→ **WHAT THE EXERCISE ASKS**
Please report every line in the material below where the word "header" is found.

________________________

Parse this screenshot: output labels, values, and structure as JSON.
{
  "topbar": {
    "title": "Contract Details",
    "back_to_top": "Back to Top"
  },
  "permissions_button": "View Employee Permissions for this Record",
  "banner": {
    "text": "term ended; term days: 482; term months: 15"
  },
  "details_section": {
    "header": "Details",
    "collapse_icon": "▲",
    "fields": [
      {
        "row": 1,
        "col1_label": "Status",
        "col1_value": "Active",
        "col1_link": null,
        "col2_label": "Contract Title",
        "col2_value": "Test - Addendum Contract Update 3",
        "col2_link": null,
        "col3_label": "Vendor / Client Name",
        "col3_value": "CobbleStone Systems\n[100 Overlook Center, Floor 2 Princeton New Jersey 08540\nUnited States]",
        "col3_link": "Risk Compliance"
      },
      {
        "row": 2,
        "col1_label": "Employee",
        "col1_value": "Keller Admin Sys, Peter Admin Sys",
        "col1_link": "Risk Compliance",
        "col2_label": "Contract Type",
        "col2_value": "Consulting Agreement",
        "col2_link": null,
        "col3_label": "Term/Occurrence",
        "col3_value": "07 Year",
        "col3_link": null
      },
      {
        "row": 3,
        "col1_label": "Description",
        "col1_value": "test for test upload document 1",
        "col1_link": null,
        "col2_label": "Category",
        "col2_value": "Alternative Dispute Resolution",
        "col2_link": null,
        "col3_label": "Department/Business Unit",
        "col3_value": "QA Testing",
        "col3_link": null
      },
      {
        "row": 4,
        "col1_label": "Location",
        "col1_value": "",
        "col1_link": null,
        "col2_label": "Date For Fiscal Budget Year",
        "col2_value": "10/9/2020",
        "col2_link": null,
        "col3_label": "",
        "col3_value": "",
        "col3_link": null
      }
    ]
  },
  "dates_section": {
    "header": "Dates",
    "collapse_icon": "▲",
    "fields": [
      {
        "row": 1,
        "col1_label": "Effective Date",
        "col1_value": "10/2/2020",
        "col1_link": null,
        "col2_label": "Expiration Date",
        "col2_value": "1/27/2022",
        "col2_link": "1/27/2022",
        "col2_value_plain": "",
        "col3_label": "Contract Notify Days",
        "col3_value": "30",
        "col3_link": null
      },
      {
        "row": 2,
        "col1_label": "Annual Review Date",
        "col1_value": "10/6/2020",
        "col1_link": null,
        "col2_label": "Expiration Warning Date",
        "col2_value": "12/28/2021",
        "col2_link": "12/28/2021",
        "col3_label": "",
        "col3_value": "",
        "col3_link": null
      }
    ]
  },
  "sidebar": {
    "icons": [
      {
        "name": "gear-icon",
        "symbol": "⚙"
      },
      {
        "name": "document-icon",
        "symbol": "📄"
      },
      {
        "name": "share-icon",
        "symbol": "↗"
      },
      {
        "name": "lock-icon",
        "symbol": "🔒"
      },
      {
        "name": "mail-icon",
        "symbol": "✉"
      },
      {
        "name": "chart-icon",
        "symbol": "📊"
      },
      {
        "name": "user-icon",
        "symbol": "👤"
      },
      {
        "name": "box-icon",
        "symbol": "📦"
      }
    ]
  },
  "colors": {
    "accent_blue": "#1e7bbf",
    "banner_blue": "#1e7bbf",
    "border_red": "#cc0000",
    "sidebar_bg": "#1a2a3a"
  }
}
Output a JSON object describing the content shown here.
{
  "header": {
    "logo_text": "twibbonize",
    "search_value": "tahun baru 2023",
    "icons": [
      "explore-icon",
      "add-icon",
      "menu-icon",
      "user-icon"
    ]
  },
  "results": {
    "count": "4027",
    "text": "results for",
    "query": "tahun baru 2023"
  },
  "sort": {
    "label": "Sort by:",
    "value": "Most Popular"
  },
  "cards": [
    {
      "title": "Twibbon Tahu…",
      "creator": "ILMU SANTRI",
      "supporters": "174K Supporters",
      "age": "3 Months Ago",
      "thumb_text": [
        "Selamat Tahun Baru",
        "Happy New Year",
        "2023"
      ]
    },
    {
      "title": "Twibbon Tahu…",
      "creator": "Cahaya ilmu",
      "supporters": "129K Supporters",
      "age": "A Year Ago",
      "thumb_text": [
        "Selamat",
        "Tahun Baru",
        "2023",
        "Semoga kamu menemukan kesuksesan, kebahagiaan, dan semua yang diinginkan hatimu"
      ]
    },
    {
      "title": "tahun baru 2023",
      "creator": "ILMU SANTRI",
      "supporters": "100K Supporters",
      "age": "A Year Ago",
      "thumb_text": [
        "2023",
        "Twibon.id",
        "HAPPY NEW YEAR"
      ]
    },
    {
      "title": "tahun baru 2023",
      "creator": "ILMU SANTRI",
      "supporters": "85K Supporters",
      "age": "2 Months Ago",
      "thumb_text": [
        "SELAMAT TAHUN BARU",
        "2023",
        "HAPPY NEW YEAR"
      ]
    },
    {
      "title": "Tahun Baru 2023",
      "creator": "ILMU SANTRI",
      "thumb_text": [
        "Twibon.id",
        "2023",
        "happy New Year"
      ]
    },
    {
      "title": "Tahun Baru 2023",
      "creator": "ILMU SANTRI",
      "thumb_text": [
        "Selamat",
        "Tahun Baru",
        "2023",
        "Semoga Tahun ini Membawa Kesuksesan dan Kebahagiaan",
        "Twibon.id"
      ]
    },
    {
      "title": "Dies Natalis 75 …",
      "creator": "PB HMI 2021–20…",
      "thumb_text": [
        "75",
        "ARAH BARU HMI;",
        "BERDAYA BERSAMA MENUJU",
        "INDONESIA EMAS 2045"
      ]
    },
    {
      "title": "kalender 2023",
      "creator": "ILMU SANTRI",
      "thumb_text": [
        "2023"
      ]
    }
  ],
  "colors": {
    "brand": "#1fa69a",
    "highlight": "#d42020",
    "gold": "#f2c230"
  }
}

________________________

→ **SOLUTION TO THIS TASK**
    "header": "Details",
    "header": "Dates",
  "header": {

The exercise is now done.